In a richly decorated and carpeted interior, an obese clergyman with his equally large, bespectacled wife sit at a dining table with their three children; on the back wall hangs a portrait of the clergyman. He raises a wineglass to his lips as a servant uncorks another bottle of wine.
Artist: Dighton, Robert, 1752-1814, artist.
Title: [A master parson with a good living] [art original].
Letterpress text with wood-engravings on either side of the title at head of sheet: on the left “Temperance and Happy Family” and on the right “Intemperance and Miserable Family”. Below the heading and on the upper half of the sheet, an explanation of a wood-engraving in the center entitled “The Drunkard’s Coat of Arms”. On the lower half of the sheet, a poem in four columns, surrounding another large central image of a drunken crowd, including a woman feeding her infant from a wine glass; the rowdy, celebrating in a room with a row of large barrels labeled “Holland, Brand[y], Rum, Old Tom, Cream of the Valley.”
Title: The vices of the gin shop, public house, and tavern dissected, or, The folly of dram drinking clearly exhibited.
Publication: [London] : J. Quick, [approximately 1833]
Capt. Keith struggles as he is attacked by two Indians one of whom has grabbed his rifle while another Indian stands with his tomahawk raised above the Captain’s head. The Captain’s wife with her child in her arms reaches up towards her husband as she kneels in a row boat. Other Europeans are shown in the background left and on the right, frightened, fleeing, or struggling with a band of Indians.
Printmaker: Elmes, William, active 1797-1820, printmaker.
Title: Capt. Keith & family betrayed & made prisoners by the American Indians [graphic] / Elmes.
Publication: London : Pub. by T. Tegg, Oct. 22, 1808.
A fashionable family looks at a roll of wallpaper that the shop clerk is displaying to them. The shop owner jestures to the elaborately decorated pattern on the roll. Another clerk behind the counter looks on as he rolls another bolt.
Title: At James Wheeleys Paper Hanging Warehouse : wholesale retail & for exportation; at No. 25 Aldersgate Street London are manufactured & sold all sorts of emboss’d chints & common papers for rooms … [graphic].
Publication: [London : James Wheeleys Paper Hanging Warehouse, ca. 1780?]
A city scene with a line of poor men, women, and children lined up from a money lender’s shop to the “Temple of Juniper: Best gin”. In the background crowds stand at the doorways of the workhouse (right) and the county gaol (left).

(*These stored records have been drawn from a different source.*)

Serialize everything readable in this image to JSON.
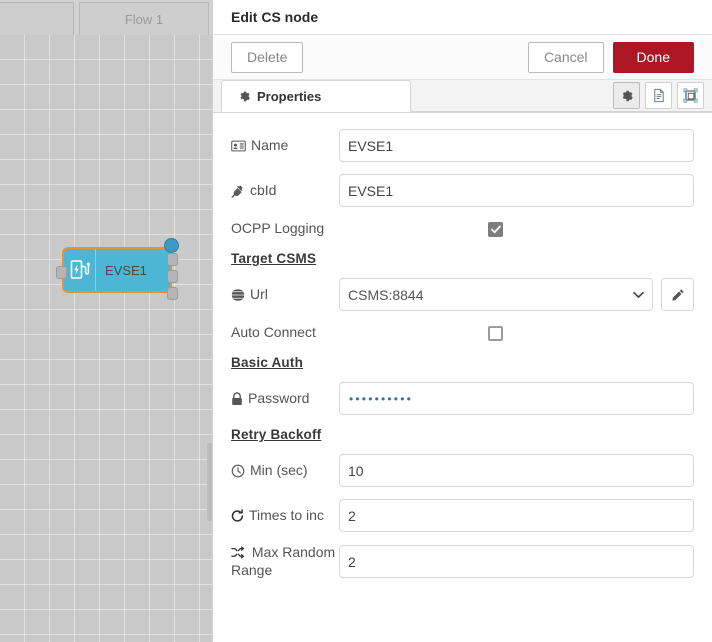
{
  "workspace": {
    "tabs": [
      {
        "label": "",
        "active": false
      },
      {
        "label": "Flow 1",
        "active": true
      }
    ],
    "node": {
      "label": "EVSE1",
      "icon": "ev-charging-station-icon",
      "fill": "#4cb6d4",
      "selected_border": "#e8913d",
      "inputs": 1,
      "outputs": 3
    }
  },
  "dialog": {
    "title": "Edit CS node",
    "actions": {
      "delete_label": "Delete",
      "cancel_label": "Cancel",
      "done_label": "Done",
      "done_color": "#ad1625"
    },
    "tabs": [
      {
        "label": "Properties",
        "icon": "gear-icon",
        "active": true
      }
    ],
    "tools": [
      {
        "name": "properties-tool",
        "icon": "gear-icon",
        "active": true
      },
      {
        "name": "description-tool",
        "icon": "document-icon",
        "active": false
      },
      {
        "name": "appearance-tool",
        "icon": "appearance-icon",
        "active": false
      }
    ],
    "form": [
      {
        "kind": "text",
        "name": "name",
        "label": "Name",
        "icon": "id-card-icon",
        "value": "EVSE1",
        "placeholder": "Name"
      },
      {
        "kind": "text",
        "name": "cbid",
        "label": "cbId",
        "icon": "plug-icon",
        "value": "EVSE1",
        "placeholder": ""
      },
      {
        "kind": "checkbox",
        "name": "ocpp-logging",
        "label": "OCPP Logging",
        "icon": "",
        "checked": true
      },
      {
        "kind": "section",
        "name": "target-csms",
        "label": "Target CSMS"
      },
      {
        "kind": "select",
        "name": "url",
        "label": "Url",
        "icon": "globe-icon",
        "value": "CSMS:8844",
        "options": [
          "CSMS:8844"
        ],
        "edit_button_icon": "pencil-icon"
      },
      {
        "kind": "checkbox",
        "name": "auto-connect",
        "label": "Auto Connect",
        "icon": "",
        "checked": false
      },
      {
        "kind": "section",
        "name": "basic-auth",
        "label": "Basic Auth"
      },
      {
        "kind": "password",
        "name": "password",
        "label": "Password",
        "icon": "lock-icon",
        "value": "••••••••••",
        "placeholder": ""
      },
      {
        "kind": "section",
        "name": "retry-backoff",
        "label": "Retry Backoff"
      },
      {
        "kind": "text",
        "name": "min-sec",
        "label": "Min (sec)",
        "icon": "clock-icon",
        "value": "10",
        "placeholder": ""
      },
      {
        "kind": "text",
        "name": "times-to-inc",
        "label": "Times to inc",
        "icon": "refresh-icon",
        "value": "2",
        "placeholder": ""
      },
      {
        "kind": "text",
        "name": "max-random-range",
        "label": "Max Random Range",
        "icon": "shuffle-icon",
        "value": "2",
        "placeholder": ""
      }
    ]
  }
}
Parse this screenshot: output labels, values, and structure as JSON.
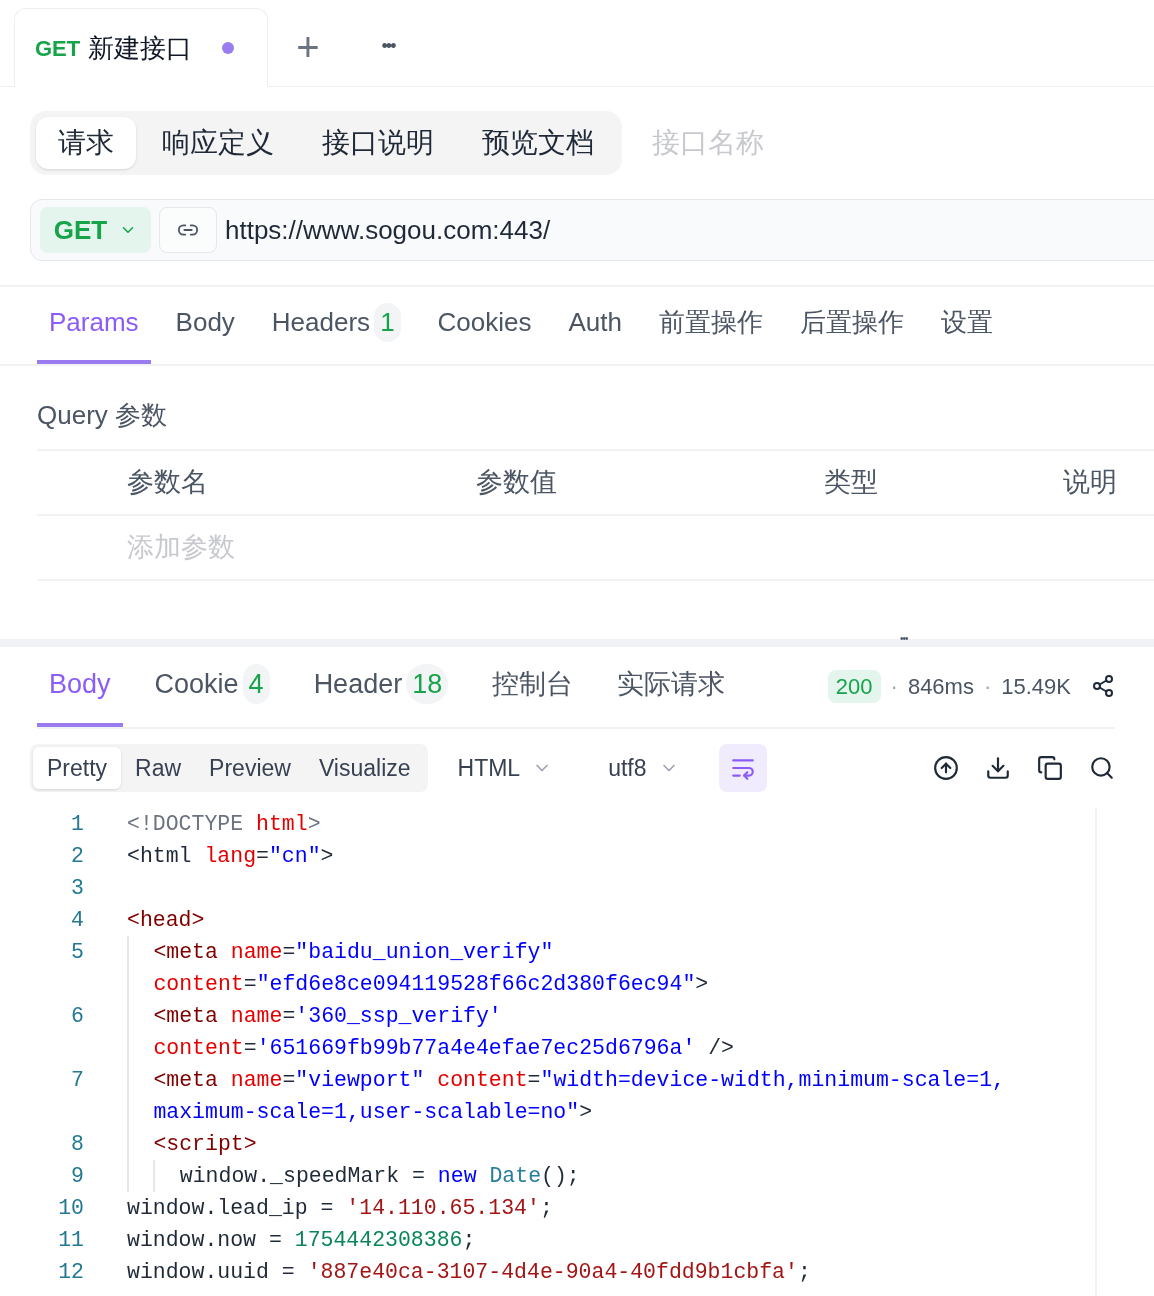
{
  "doc_tabs": [
    {
      "method": "GET",
      "title": "新建接口",
      "unsaved": true,
      "selected": true
    }
  ],
  "tab_actions": {
    "add": "+",
    "more": "•••"
  },
  "mode_tabs": [
    {
      "label": "请求",
      "selected": true
    },
    {
      "label": "响应定义",
      "selected": false
    },
    {
      "label": "接口说明",
      "selected": false
    },
    {
      "label": "预览文档",
      "selected": false
    }
  ],
  "name_field": {
    "placeholder": "接口名称"
  },
  "request": {
    "method": "GET",
    "url": "https://www.sogou.com:443/"
  },
  "request_tabs": [
    {
      "label": "Params",
      "selected": true
    },
    {
      "label": "Body",
      "selected": false
    },
    {
      "label": "Headers",
      "count": "1",
      "selected": false
    },
    {
      "label": "Cookies",
      "selected": false
    },
    {
      "label": "Auth",
      "selected": false
    },
    {
      "label": "前置操作",
      "selected": false
    },
    {
      "label": "后置操作",
      "selected": false
    },
    {
      "label": "设置",
      "selected": false
    }
  ],
  "query": {
    "title": "Query 参数",
    "columns": [
      "参数名",
      "参数值",
      "类型",
      "说明"
    ],
    "add_placeholder": "添加参数"
  },
  "splitter": "•••",
  "response_tabs": [
    {
      "label": "Body",
      "selected": true
    },
    {
      "label": "Cookie",
      "count": "4",
      "selected": false
    },
    {
      "label": "Header",
      "count": "18",
      "selected": false
    },
    {
      "label": "控制台",
      "selected": false
    },
    {
      "label": "实际请求",
      "selected": false
    }
  ],
  "response_meta": {
    "status": "200",
    "separator": "·",
    "time": "846ms",
    "size": "15.49K"
  },
  "view_tabs": [
    {
      "label": "Pretty",
      "selected": true
    },
    {
      "label": "Raw",
      "selected": false
    },
    {
      "label": "Preview",
      "selected": false
    },
    {
      "label": "Visualize",
      "selected": false
    }
  ],
  "format": "HTML",
  "encoding": "utf8",
  "wrap_on": true,
  "code": [
    {
      "number": "1",
      "kind": "top",
      "rows": [
        {
          "segments": [
            {
              "kind": "doctype",
              "text": "<!DOCTYPE "
            },
            {
              "kind": "attr",
              "text": "html"
            },
            {
              "kind": "doctype",
              "text": ">"
            }
          ]
        }
      ]
    },
    {
      "number": "2",
      "kind": "top",
      "rows": [
        {
          "segments": [
            {
              "kind": "plain",
              "text": "<html "
            },
            {
              "kind": "attr",
              "text": "lang"
            },
            {
              "kind": "plain",
              "text": "="
            },
            {
              "kind": "attrval",
              "text": "\"cn\""
            },
            {
              "kind": "plain",
              "text": ">"
            }
          ]
        }
      ]
    },
    {
      "number": "3",
      "kind": "top",
      "rows": [
        {
          "segments": []
        }
      ]
    },
    {
      "number": "4",
      "kind": "top",
      "rows": [
        {
          "segments": [
            {
              "kind": "tag",
              "text": "<head>"
            }
          ]
        }
      ]
    },
    {
      "number": "5",
      "kind": "head",
      "rows": [
        {
          "segments": [
            {
              "kind": "tag",
              "text": "<meta "
            },
            {
              "kind": "attr",
              "text": "name"
            },
            {
              "kind": "plain",
              "text": "="
            },
            {
              "kind": "attrval",
              "text": "\"baidu_union_verify\""
            }
          ]
        },
        {
          "segments": [
            {
              "kind": "attr",
              "text": "content"
            },
            {
              "kind": "plain",
              "text": "="
            },
            {
              "kind": "attrval",
              "text": "\"efd6e8ce094119528f66c2d380f6ec94\""
            },
            {
              "kind": "plain",
              "text": ">"
            }
          ]
        }
      ]
    },
    {
      "number": "6",
      "kind": "head",
      "rows": [
        {
          "segments": [
            {
              "kind": "tag",
              "text": "<meta "
            },
            {
              "kind": "attr",
              "text": "name"
            },
            {
              "kind": "plain",
              "text": "="
            },
            {
              "kind": "attrval",
              "text": "'360_ssp_verify'"
            }
          ]
        },
        {
          "segments": [
            {
              "kind": "attr",
              "text": "content"
            },
            {
              "kind": "plain",
              "text": "="
            },
            {
              "kind": "attrval",
              "text": "'651669fb99b77a4e4efae7ec25d6796a'"
            },
            {
              "kind": "plain",
              "text": " />"
            }
          ]
        }
      ]
    },
    {
      "number": "7",
      "kind": "head",
      "rows": [
        {
          "segments": [
            {
              "kind": "tag",
              "text": "<meta "
            },
            {
              "kind": "attr",
              "text": "name"
            },
            {
              "kind": "plain",
              "text": "="
            },
            {
              "kind": "attrval",
              "text": "\"viewport\""
            },
            {
              "kind": "attr",
              "text": " content"
            },
            {
              "kind": "plain",
              "text": "="
            },
            {
              "kind": "attrval",
              "text": "\"width=device-width,minimum-scale=1,"
            }
          ]
        },
        {
          "segments": [
            {
              "kind": "attrval",
              "text": "maximum-scale=1,user-scalable=no\""
            },
            {
              "kind": "plain",
              "text": ">"
            }
          ]
        }
      ]
    },
    {
      "number": "8",
      "kind": "head",
      "rows": [
        {
          "segments": [
            {
              "kind": "tag",
              "text": "<script>"
            }
          ]
        }
      ]
    },
    {
      "number": "9",
      "kind": "script",
      "rows": [
        {
          "segments": [
            {
              "kind": "plain",
              "text": "window._speedMark = "
            },
            {
              "kind": "keyword",
              "text": "new "
            },
            {
              "kind": "type",
              "text": "Date"
            },
            {
              "kind": "plain",
              "text": "();"
            }
          ]
        }
      ]
    },
    {
      "number": "10",
      "kind": "top",
      "rows": [
        {
          "segments": [
            {
              "kind": "plain",
              "text": "window.lead_ip = "
            },
            {
              "kind": "string",
              "text": "'14.110.65.134'"
            },
            {
              "kind": "plain",
              "text": ";"
            }
          ]
        }
      ]
    },
    {
      "number": "11",
      "kind": "top",
      "rows": [
        {
          "segments": [
            {
              "kind": "plain",
              "text": "window.now = "
            },
            {
              "kind": "number",
              "text": "1754442308386"
            },
            {
              "kind": "plain",
              "text": ";"
            }
          ]
        }
      ]
    },
    {
      "number": "12",
      "kind": "top",
      "rows": [
        {
          "segments": [
            {
              "kind": "plain",
              "text": "window.uuid = "
            },
            {
              "kind": "string",
              "text": "'887e40ca-3107-4d4e-90a4-40fdd9b1cbfa'"
            },
            {
              "kind": "plain",
              "text": ";"
            }
          ]
        }
      ]
    }
  ]
}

Printmaker: Grant, C. J. (Charles Jameson), active 1830-1852.
Title: The drunkard’s progress [graphic] : from the pawnbroker’s to the gin shop from thence to the workhouse thence to the goal & ultimately to the scaffold.
Publication: [London] : [J. Kendrick], January 1st, 1834.
A gentleman in a riding habit (left) rides his horse through the door of a cottage startling the family who sit at their dinner table. The man’s hunting dog jumps at the young son who sits closest to the door; he screams in terror, his fork and knife frozen part way to his mouth and his leg thrown up, spilling a pitcher from the table. The mother raises up her arms in terror, letting the cutlery fly; in her mouth is a gnawed bone. Behind her is a wall with shelves lined with dishes and mugs. Her husband (right), back to the viewer, turns to the intruder pointing a long spear. His knife and fork are on the floor below his chair. The gentleman addresses the cottagers, “Och, dont disturb y’rselves my Nonies I only want to know whether you cou’d be after informing me where I cou’d meet with a decent night’s lodging for man and beast.”
Creator: Grant, C. J. (Charles Jameson), active 1830-1852, artist.
A view of the interior of busy French barracks shows a more domestic atmosphere than military although weapons and other military gear are scattered around the floor. The scene includes a woman nursing a baby, children playing, woman doing washing.
1 drawing on wove paper : pen, ink and watercolor ; image 24.4 x 36.2 cm.
Subjects (Library of Congress): Barracks–French; Families.